History can be cruel. The assassination of Martin Luther King Jr., who was unquestionably America’s most prominent prophet and practitioner of nonviolence, was followed by riots, arson and looting in 168 American cities and towns. The numbers are staggering: 2,600 fires were set; 21,700 people were injured; 2,600 were arrested; 39 were killed. One city that was spared all that in the days following King’s murder was Indianapolis.
Credit for that must be given to the citizens of Indiana’s capital city and to its leaders, both black and white, and also to a remarkable American political leader, who, on that April night in 1968, delivered the news of King’s death to an Indianapolis rally of mostly African Americans.
Here, speaking with neither prepared text nor teleprompter, is what this white American presidential candidate said that terrible evening: “I have bad news for you, for all of our fellow citizens, and people who love peace all over the world, and that is that Martin Luther King was shot and killed tonight. Martin Luther King dedicated his life to love and to justice for his fellow human beings, and he died because of that effort.”
Then sensitive to those present who were hearing from him the tragic news, this American politician continued: “For those of you who are black and are tempted to be filled with hatred and distrust at the injustice of such an act, against all white people, I can only say that I feel in my own heart the same kind of feeling. I had a member of my family killed, but he was killed by a white man.” Thus, for the first time since that awful day in Dallas some four and a half years earlier, Sen. Robert Kennedy referred publicly to the assassination of his brother, President John F. Kennedy.
“What we need in the United States is not division; what we need in the United States is not hatred; what we need in the United States is not violence or lawlessness but love and wisdom and compassion toward one another and a feeling of justice toward those who still suffer within our country, whether they be white or they be black.” Kennedy then spoke directly to those within the sound of his voice: “So, I shall ask you tonight to return home, to say a prayer for the family of Martin Luther King, that’s true, but more importantly to say a prayer for our own country, which all of us love — a prayer for understanding and that compassion of which I spoke.”
Full disclosure: I worked for Robert Kennedy in that 1968 campaign, which would end just two months after King’s assassination, once again from an assassin’s bullets in a Los Angeles hotel kitchen.
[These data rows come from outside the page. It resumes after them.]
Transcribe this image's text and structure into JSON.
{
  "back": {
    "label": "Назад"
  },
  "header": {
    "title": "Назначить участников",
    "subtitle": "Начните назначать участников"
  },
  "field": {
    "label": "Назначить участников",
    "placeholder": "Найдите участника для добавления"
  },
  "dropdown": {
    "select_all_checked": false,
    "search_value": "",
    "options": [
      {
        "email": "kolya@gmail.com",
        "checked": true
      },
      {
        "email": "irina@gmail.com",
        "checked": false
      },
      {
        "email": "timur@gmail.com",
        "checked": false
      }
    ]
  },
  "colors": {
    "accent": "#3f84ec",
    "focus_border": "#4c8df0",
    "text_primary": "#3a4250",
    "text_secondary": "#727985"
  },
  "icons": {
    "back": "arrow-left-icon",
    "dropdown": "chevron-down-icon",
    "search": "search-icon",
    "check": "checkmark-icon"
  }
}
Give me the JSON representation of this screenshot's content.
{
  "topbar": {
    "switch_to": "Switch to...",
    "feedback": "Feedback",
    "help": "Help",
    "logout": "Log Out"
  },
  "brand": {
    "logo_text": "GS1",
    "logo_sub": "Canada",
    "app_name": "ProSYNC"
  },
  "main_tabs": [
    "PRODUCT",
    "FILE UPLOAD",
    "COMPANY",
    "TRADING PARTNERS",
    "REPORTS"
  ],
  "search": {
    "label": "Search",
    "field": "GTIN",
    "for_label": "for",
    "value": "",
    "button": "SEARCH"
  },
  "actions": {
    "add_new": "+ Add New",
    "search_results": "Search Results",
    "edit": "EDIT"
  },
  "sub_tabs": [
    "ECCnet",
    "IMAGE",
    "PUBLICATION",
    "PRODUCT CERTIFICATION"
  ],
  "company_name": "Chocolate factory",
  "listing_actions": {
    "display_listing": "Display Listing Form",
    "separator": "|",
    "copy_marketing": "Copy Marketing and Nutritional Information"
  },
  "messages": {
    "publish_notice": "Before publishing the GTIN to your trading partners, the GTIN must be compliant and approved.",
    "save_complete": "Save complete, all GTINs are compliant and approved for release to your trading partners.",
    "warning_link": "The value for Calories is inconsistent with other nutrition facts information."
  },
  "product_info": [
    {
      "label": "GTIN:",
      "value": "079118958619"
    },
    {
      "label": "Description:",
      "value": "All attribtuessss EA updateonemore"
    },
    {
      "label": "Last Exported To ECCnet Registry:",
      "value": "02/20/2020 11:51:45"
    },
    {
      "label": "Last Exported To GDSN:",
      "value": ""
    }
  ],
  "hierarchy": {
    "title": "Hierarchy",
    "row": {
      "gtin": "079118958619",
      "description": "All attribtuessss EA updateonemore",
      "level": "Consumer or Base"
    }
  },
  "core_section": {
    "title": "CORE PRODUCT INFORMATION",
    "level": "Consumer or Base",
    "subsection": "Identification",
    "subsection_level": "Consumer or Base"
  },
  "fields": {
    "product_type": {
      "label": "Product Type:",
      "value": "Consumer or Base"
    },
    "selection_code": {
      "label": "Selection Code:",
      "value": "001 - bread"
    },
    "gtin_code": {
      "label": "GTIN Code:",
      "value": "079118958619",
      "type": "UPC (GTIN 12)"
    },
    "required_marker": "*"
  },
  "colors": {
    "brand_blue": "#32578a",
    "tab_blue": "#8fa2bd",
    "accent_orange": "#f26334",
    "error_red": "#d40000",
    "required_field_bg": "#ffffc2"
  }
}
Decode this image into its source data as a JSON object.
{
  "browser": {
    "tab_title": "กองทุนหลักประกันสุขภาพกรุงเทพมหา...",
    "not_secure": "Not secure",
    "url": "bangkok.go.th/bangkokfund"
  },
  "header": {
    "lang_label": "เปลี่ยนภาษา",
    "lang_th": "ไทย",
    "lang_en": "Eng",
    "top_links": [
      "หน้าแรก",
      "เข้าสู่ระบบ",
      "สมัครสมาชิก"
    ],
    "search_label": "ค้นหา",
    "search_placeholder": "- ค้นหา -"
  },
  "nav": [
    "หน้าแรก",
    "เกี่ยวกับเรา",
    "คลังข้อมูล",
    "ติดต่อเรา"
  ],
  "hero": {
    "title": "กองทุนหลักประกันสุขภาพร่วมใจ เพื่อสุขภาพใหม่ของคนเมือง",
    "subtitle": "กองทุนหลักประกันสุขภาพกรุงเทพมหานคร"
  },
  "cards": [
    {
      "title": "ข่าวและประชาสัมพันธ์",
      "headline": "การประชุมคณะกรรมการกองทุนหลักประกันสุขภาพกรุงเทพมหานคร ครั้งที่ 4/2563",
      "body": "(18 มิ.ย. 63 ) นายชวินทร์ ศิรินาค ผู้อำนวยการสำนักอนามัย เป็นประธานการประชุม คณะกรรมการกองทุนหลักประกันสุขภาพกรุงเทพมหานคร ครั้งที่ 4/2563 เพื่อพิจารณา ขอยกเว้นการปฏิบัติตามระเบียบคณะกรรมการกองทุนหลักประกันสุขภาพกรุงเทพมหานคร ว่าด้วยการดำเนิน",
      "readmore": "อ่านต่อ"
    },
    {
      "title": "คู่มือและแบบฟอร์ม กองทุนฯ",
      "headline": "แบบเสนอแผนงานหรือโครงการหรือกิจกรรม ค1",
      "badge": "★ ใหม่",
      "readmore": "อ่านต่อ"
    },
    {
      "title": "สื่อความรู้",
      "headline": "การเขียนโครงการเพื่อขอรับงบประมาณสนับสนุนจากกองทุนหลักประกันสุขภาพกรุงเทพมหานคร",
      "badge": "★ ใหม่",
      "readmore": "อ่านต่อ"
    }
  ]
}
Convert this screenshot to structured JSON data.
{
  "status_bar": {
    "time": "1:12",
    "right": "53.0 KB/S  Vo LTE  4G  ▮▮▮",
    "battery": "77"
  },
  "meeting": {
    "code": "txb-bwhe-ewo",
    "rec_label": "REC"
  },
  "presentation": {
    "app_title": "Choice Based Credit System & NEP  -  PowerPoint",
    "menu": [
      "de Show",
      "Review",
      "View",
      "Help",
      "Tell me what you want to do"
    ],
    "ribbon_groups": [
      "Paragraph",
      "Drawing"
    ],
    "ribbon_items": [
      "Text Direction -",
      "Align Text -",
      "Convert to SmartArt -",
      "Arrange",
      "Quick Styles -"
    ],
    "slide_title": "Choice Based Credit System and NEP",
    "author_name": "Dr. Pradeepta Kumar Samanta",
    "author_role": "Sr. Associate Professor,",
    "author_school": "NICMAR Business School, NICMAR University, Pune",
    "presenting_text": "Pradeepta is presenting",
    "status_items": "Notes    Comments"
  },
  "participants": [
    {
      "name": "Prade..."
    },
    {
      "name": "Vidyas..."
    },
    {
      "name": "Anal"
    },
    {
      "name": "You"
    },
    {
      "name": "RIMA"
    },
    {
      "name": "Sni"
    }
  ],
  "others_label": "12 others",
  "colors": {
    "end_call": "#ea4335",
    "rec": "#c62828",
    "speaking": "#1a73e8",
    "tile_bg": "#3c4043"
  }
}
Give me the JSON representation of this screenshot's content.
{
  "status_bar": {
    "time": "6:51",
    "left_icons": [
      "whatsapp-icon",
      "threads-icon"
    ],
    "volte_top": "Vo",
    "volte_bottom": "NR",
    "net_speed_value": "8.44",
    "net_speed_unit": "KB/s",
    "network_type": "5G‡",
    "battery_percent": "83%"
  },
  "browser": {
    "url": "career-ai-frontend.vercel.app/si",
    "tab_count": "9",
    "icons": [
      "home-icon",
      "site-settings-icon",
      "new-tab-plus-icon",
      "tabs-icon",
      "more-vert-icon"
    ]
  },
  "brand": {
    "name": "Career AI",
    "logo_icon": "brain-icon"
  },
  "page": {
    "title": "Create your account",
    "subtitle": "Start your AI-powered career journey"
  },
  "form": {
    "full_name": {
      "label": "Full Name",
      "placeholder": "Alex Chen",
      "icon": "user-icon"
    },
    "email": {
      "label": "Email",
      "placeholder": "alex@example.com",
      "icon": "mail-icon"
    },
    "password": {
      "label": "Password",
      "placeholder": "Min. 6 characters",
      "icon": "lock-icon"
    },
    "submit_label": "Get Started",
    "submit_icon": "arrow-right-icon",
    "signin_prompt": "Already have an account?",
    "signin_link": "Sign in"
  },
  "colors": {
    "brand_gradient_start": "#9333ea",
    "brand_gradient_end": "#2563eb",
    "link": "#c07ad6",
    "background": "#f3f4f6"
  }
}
Robert Kennedy was not a perfect public servant. Like all of us, he was fallible and flawed. But in Indianapolis on that April night, Robert Kennedy, with empathy earned in his own and the nation’s earlier tragedy and with simple eloquence, gave us the timeless example of what true political leadership can be. We could use some more right now.